The coronavirus pandemic has transformed elections, and for people who live in residential care facilities like nursing homes, that may be creating barriers to participation. Last week, organizers with Senior and Disability Action called together advocates and experts to lay out what rights these residents have and how to ensure they are able to exercise them.
Susan Mizner, who directs the ACLU’s Disability Rights Program, said 1.3 million people live in nursing homes nationwide and 800,000 live in other congregate settings which receive Medicaid or Medicare funding. Many of them, Mizner said, will not be able to cast a ballot privately and without help.
Mike Dark, an attorney with California Advocate for Nursing Home reform, said coronavirus restrictions on movement in and out of facilities has dramatically changed how residents might participate in the election.

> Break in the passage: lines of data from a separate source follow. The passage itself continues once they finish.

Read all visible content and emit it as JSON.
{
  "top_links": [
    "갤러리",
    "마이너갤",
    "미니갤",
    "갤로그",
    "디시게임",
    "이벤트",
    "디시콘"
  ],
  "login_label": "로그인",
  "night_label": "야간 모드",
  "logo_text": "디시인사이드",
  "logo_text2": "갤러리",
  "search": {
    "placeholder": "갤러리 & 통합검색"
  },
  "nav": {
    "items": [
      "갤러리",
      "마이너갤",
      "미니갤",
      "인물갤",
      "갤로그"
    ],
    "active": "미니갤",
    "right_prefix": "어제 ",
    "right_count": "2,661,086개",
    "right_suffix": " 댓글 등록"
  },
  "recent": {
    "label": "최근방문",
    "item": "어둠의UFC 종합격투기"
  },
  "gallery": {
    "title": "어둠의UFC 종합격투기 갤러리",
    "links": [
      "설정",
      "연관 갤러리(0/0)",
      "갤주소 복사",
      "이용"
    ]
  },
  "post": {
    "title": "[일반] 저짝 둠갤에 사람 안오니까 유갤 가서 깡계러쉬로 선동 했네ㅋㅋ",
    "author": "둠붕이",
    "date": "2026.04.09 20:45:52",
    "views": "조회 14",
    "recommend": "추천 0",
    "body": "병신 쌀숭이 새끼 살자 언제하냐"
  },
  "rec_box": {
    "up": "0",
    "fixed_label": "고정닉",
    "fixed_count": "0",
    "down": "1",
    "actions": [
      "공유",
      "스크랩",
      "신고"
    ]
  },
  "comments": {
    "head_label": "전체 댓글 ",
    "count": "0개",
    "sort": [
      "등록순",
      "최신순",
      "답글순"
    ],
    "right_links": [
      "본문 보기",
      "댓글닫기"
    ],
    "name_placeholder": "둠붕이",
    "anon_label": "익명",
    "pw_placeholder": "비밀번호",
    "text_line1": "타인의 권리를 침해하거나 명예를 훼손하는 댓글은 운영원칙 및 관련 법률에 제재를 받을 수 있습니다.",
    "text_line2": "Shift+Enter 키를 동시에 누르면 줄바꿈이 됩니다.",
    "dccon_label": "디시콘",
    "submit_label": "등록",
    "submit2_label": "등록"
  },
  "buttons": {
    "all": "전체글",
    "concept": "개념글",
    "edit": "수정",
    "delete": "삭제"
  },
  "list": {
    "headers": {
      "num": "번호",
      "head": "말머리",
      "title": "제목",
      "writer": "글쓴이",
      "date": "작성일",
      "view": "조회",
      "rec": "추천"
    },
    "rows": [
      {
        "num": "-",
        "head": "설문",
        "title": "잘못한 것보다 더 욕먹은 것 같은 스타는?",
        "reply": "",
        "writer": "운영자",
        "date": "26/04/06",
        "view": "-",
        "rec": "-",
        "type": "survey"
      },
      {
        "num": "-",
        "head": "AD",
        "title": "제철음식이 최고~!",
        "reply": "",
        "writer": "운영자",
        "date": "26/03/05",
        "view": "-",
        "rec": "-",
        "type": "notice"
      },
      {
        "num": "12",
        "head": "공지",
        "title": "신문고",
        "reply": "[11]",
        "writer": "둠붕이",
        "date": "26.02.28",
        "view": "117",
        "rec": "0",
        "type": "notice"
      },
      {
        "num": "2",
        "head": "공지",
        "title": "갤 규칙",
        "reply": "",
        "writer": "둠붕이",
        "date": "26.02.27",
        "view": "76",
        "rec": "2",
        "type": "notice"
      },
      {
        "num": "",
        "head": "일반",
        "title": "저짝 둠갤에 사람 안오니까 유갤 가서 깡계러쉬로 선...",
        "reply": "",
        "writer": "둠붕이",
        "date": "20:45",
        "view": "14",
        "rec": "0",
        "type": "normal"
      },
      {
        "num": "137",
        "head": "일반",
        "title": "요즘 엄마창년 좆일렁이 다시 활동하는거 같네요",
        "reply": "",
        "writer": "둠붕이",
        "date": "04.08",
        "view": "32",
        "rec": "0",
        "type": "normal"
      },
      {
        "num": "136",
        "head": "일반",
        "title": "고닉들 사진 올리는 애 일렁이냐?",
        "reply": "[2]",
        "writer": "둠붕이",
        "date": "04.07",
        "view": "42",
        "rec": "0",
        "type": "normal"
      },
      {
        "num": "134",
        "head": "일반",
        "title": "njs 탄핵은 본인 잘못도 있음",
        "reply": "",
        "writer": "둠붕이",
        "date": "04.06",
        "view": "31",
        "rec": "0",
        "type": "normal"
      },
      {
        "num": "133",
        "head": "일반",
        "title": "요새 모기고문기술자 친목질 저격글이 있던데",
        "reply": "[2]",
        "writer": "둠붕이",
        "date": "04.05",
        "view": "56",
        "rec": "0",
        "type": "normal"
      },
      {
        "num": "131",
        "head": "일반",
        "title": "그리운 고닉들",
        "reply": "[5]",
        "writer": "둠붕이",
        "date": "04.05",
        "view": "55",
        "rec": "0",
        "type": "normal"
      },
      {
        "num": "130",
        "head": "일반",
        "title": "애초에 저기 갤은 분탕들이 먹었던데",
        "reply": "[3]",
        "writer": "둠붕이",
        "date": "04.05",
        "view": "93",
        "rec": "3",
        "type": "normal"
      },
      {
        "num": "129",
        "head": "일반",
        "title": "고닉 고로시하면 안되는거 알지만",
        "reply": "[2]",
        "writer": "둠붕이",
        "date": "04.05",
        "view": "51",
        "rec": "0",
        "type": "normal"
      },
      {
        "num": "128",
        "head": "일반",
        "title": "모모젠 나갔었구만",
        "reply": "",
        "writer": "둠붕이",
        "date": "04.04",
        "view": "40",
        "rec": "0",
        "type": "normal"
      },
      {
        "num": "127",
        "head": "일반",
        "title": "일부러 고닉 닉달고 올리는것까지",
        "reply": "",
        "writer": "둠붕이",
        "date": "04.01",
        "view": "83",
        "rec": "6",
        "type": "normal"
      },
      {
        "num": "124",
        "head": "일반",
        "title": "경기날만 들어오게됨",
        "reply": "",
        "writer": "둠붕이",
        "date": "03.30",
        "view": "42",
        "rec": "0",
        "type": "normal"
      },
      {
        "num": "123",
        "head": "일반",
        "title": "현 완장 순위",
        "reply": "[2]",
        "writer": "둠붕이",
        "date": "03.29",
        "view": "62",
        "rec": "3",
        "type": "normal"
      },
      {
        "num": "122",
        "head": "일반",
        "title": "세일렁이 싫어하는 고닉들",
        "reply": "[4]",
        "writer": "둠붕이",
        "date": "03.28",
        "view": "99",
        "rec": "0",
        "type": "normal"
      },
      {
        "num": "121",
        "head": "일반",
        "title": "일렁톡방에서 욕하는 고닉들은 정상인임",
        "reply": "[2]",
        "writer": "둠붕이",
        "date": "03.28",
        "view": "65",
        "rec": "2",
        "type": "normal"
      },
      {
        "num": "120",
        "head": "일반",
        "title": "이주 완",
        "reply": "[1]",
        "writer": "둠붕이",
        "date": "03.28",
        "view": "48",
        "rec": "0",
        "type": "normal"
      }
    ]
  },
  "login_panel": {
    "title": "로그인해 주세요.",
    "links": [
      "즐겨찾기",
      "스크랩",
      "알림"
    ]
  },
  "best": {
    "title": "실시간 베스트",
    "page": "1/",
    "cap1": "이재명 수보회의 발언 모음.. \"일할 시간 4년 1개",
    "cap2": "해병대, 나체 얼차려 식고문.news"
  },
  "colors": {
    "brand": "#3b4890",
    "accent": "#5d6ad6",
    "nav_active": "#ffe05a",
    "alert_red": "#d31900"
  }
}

Ensuring voting access for facility residents is also a racial, disability and economic justice initiative, said Michelle Bishop with the National Disability Rights Network, as the portion of these residents who are people of color has been increasing in the last decade and many residents are placed in facilities because their family’s finances limit their options.